Various intervention strategies can be employed to prevent human trafficking, including raising public awareness, particularly in vulnerable areas. However, the study suggests that current legislation should be revised to incorporate the discussed clauses and strengthen oversight of interstate and border marriages. Additionally, counselling services, rehabilitation support, and livelihood training should be provided to help women victims recover and improve their well-being. Promoting female education is essential, as low-income families engage in bride trafficking due to their inability to afford schooling for their daughters.
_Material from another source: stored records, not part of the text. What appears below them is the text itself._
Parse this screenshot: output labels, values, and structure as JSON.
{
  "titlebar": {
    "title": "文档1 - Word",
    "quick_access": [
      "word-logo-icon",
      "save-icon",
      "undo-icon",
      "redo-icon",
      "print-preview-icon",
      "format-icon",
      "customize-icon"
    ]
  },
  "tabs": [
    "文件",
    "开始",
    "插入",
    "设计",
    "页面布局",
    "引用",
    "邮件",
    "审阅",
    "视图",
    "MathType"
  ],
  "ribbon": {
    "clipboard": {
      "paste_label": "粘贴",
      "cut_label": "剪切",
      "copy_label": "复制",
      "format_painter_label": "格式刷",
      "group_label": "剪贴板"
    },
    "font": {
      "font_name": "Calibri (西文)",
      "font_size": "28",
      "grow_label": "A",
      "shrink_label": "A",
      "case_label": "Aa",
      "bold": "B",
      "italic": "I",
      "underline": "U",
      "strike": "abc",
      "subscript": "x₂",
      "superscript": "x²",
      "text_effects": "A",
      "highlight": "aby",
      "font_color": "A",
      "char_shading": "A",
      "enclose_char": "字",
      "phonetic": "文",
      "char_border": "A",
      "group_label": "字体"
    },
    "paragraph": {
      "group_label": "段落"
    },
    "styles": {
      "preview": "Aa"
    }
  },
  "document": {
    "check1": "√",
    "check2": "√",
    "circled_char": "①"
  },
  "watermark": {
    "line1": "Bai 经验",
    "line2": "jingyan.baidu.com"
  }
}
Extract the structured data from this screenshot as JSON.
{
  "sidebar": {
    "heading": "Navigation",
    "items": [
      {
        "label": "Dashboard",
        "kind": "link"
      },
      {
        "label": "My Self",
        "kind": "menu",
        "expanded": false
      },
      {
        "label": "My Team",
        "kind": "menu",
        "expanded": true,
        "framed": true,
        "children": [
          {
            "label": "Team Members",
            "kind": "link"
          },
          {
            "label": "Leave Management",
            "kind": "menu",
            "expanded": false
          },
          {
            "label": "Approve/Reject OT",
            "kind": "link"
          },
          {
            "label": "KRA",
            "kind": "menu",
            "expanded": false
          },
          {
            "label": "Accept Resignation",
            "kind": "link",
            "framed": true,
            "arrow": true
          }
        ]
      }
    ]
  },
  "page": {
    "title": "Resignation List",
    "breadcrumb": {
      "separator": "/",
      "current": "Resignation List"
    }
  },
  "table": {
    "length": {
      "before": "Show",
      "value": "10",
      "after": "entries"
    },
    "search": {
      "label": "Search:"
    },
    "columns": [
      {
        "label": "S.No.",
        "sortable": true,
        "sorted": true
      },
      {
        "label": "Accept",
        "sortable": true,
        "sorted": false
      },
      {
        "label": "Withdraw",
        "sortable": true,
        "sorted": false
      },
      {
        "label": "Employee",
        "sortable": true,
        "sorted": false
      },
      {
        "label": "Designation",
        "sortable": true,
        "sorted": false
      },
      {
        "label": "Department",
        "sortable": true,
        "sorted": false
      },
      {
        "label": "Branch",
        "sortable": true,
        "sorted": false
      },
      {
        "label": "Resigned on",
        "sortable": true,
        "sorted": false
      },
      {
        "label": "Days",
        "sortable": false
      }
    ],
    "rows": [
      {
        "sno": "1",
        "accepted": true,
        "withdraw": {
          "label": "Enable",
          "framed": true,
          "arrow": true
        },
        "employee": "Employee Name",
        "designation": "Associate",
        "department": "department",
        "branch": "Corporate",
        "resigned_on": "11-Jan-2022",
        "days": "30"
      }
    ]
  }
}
To combat this societal issue effectively, heightened social awareness is necessary, encompassing education on child marriage, human trafficking, marital abuse, dowries, and relevant laws and programs. Establishing committees at the panchayat level to better understand the socioeconomic status of women is crucial. The education sector should conduct gender audits to challenge patriarchal ideologies. Empowering girls, women, and entire communities is a vital goal in combating the pressing issue of bride trafficking in India.
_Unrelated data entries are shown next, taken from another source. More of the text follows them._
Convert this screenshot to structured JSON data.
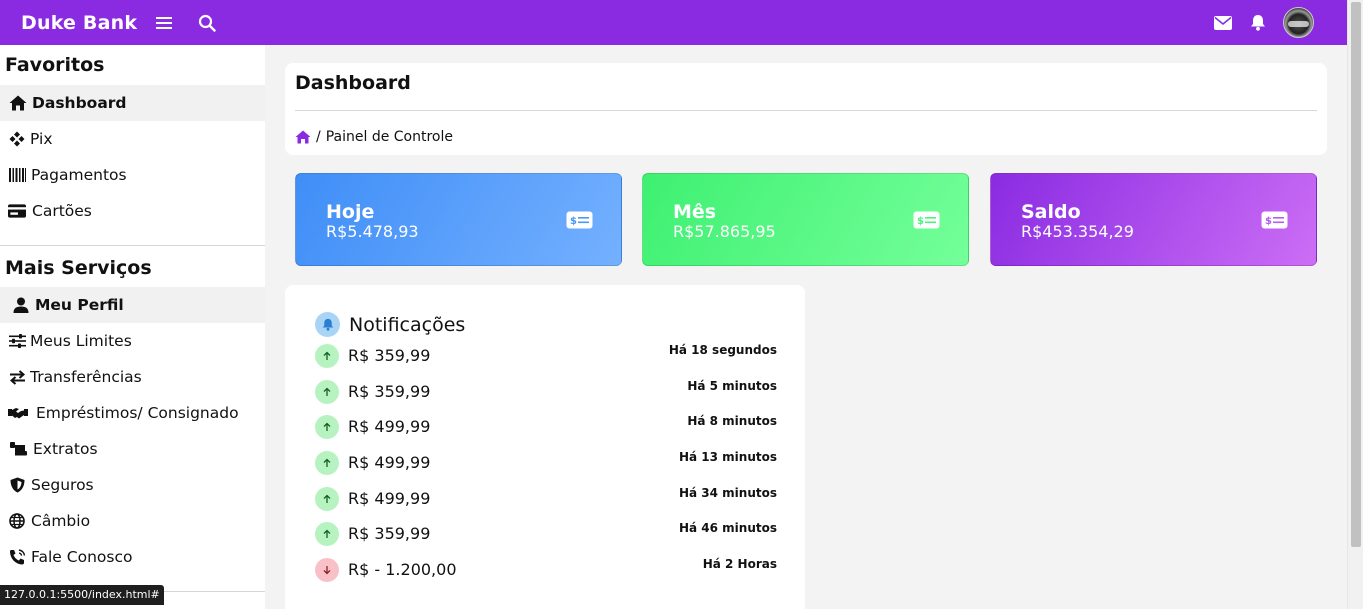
{
  "topbar": {
    "brand": "Duke Bank",
    "icons": [
      "menu-icon",
      "search-icon",
      "mail-icon",
      "bell-icon",
      "avatar"
    ],
    "color": "#8a2be2"
  },
  "sidebar": {
    "favorites_title": "Favoritos",
    "favorites": [
      {
        "label": "Dashboard",
        "icon": "home-icon",
        "active": true
      },
      {
        "label": "Pix",
        "icon": "pix-icon",
        "active": false
      },
      {
        "label": "Pagamentos",
        "icon": "barcode-icon",
        "active": false
      },
      {
        "label": "Cartões",
        "icon": "card-icon",
        "active": false
      }
    ],
    "services_title": "Mais Serviços",
    "services": [
      {
        "label": "Meu Perfil",
        "icon": "user-icon",
        "active": true
      },
      {
        "label": "Meus Limites",
        "icon": "sliders-icon",
        "active": false
      },
      {
        "label": "Transferências",
        "icon": "transfer-icon",
        "active": false
      },
      {
        "label": "Empréstimos/ Consignado",
        "icon": "handshake-icon",
        "active": false
      },
      {
        "label": "Extratos",
        "icon": "receipt-icon",
        "active": false
      },
      {
        "label": "Seguros",
        "icon": "shield-icon",
        "active": false
      },
      {
        "label": "Câmbio",
        "icon": "globe-icon",
        "active": false
      },
      {
        "label": "Fale Conosco",
        "icon": "phone-icon",
        "active": false
      }
    ]
  },
  "main": {
    "title": "Dashboard",
    "breadcrumb": {
      "home_icon": "home-icon",
      "separator": "/",
      "current": "Painel de Controle"
    },
    "cards": [
      {
        "label": "Hoje",
        "value": "R$5.478,93",
        "icon": "money-icon",
        "color": "#3f8ef7"
      },
      {
        "label": "Mês",
        "value": "R$57.865,95",
        "icon": "money-icon",
        "color": "#3ef071"
      },
      {
        "label": "Saldo",
        "value": "R$453.354,29",
        "icon": "money-icon",
        "color": "#8a2be2"
      }
    ],
    "notifications": {
      "title": "Notificações",
      "items": [
        {
          "amount": "R$ 359,99",
          "time": "Há 18 segundos",
          "direction": "up"
        },
        {
          "amount": "R$ 359,99",
          "time": "Há 5 minutos",
          "direction": "up"
        },
        {
          "amount": "R$ 499,99",
          "time": "Há 8 minutos",
          "direction": "up"
        },
        {
          "amount": "R$ 499,99",
          "time": "Há 13 minutos",
          "direction": "up"
        },
        {
          "amount": "R$ 499,99",
          "time": "Há 34 minutos",
          "direction": "up"
        },
        {
          "amount": "R$ 359,99",
          "time": "Há 46 minutos",
          "direction": "up"
        },
        {
          "amount": "R$ - 1.200,00",
          "time": "Há 2 Horas",
          "direction": "down"
        }
      ]
    }
  },
  "status_bar": {
    "url": "127.0.0.1:5500/index.html#"
  }
}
[1]Priyali Sur, Silent Slaves: Stories of Human Trafficking in India, Women’s Media Center, 30 December 2013

(May. 5, 2023), available at http://www.womensmediacenter.com/women-under-siege/silent-slavesstories-of-human-trafficking-in-india.

[2]Drishti Stree Adhyayan Prabodhan Kendra, Report on Impact of Sex Ratio on the Pattern of Marriages

in Haryana (November 2010), pg. 51.

[3]Ministry of External Affairs, Government of India, Marriages to Overseas Indians: A Guidance Booklet

(April 2019) (May 8, 2023), available at https://www.mea.gov.in/images/pdf/marriages-to-overseasindians-booklet.pdf.

[4]Human Trafficking Caters to Demand for Brides, Mint, 5 September 2014 (May 2, 2023), available at


[5]Judicial Colloquium on Human Trafficking, Human Trafficking, Reading Material, 27 February 2016 (Jul. 5,

2021), available at http://jajharkhand.in/wp/wp-content/uploads/2017/01/05_human_trafficking.pdf.